The cost to rebuild isn't particularly helpful in determining a sales price. It's good for determining what level of insurance you might want to have and that's about it.  Cost to build isn't really a barrier to entry for a couple of reasons. One, brand new units will always carry a  premium rent over older units.  Two building new units is a long game for guys with deep pockets where money isn't the object.  Barriers to entry are lack of available land and lack of available permits. 

Hope that helps.

Good luck,


@Kelly Farley When calculating NOI you should not be including mortgage payments. This is because the NOI is the unleveraged return (i.e. cash buyer returns).

I would suggest connecting with local brokers to get a comparable list of properties, including cap rates and other info. You should request a capital maintenance log which can help you ascertain when and what type of repairs were done. Your current projection is a high long-term average.

I will echo the posts above by pointing out that you should have a wider spread between your owner and bank financing offers. Furthermore, you are buying on actual performance not pro-forma performance. 9/10 pro-formas are garbage and can be discarded.

Best bet (if you feel this is a good deal):

  • Put property under contract
  • Get: rent roll, T12 P&L, tax records, bank statements and copy of leases (to match against rent roll and leases)
  • Do a thorough inspection of the property including getting a full report on the foundation, water and sewage (including septic tank) and similar issues. Since this is your first deal, you want to avoid dealing with structural issues.
  • Develop a personal relationship with the widow and the sons. This might be the most critical factor.

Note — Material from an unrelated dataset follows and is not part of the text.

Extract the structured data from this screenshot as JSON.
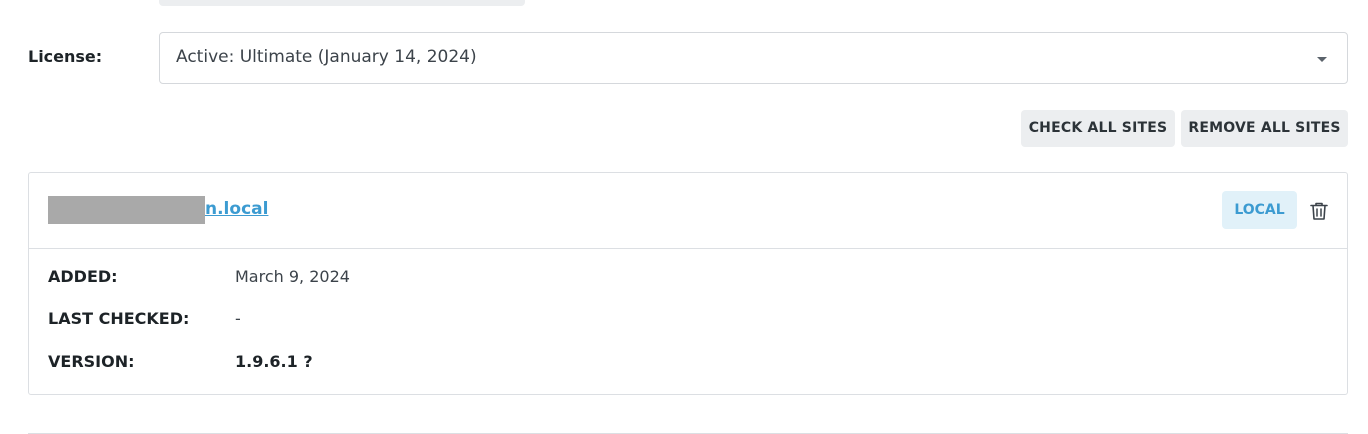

I would develop a relationship, truly understand their needs (often security of income vs. capital return) and develop a plan with them. Nonetheless, I would not go by the pro-forma. The broker has used pie-in-the-sky, ideal estimates. If everything was great then why would you buy it?

P.S. You are doing a great job and will get a solid deal! Best of luck.

@Omar Khan , thank you for your input.  All great points.  How wide of a spread do you typically use between bank/owner financed?  I want it to be enough for them to seriously consider it but not to much to where I will be overpaying.

I feel the relationship is solid with all three.  They are not in a hurry but would like to close 1st quarter of 2018.  I will be able to see inside of 2 of the units tomorrow.  They have been very cautious not to let existing tenants know they will be selling the buildings.  Exterior has been very well maintained.  I like the fact they were built in 1984 so I should have to worry about asbestos/lead issues. 

Thanks for the encouragement!


@Kelly Farley  There is no hard and fast rule as everything is dependent on your market, buyer/seller motivation and other factors. At this point, assuming you are developing a good relationship, don’t commit to any one price. IMO, find out who is the final decision-marker. In Orwellian terms, who is the “most equal” amongst the three.

Once you find that out, actively try to understand their motivations. For instance, the widow might desire security of income whereas the sons might desire getting the highest price. If the widow is the decision-marker, you can explain to her that Offer 1 will help he long-term – income, lower overall taxes and higher cash flow. But if the sons are the decision-makers, you can emphasize that you can quickly close. Finding out the motivators will help you sharpen your pitch.

From a strictly “visual” perspective (how it looks at first), $50K is not enough motivation. By understanding the underlying needs, you can design an offer that caters to their needs. But don’t take too long – pick a path and go with it (unless material information to the contrary emerges).

Create Lasting Wealth Through Real Estate

Join the millions of people achieving financial freedom through the power of real estate investing

Start here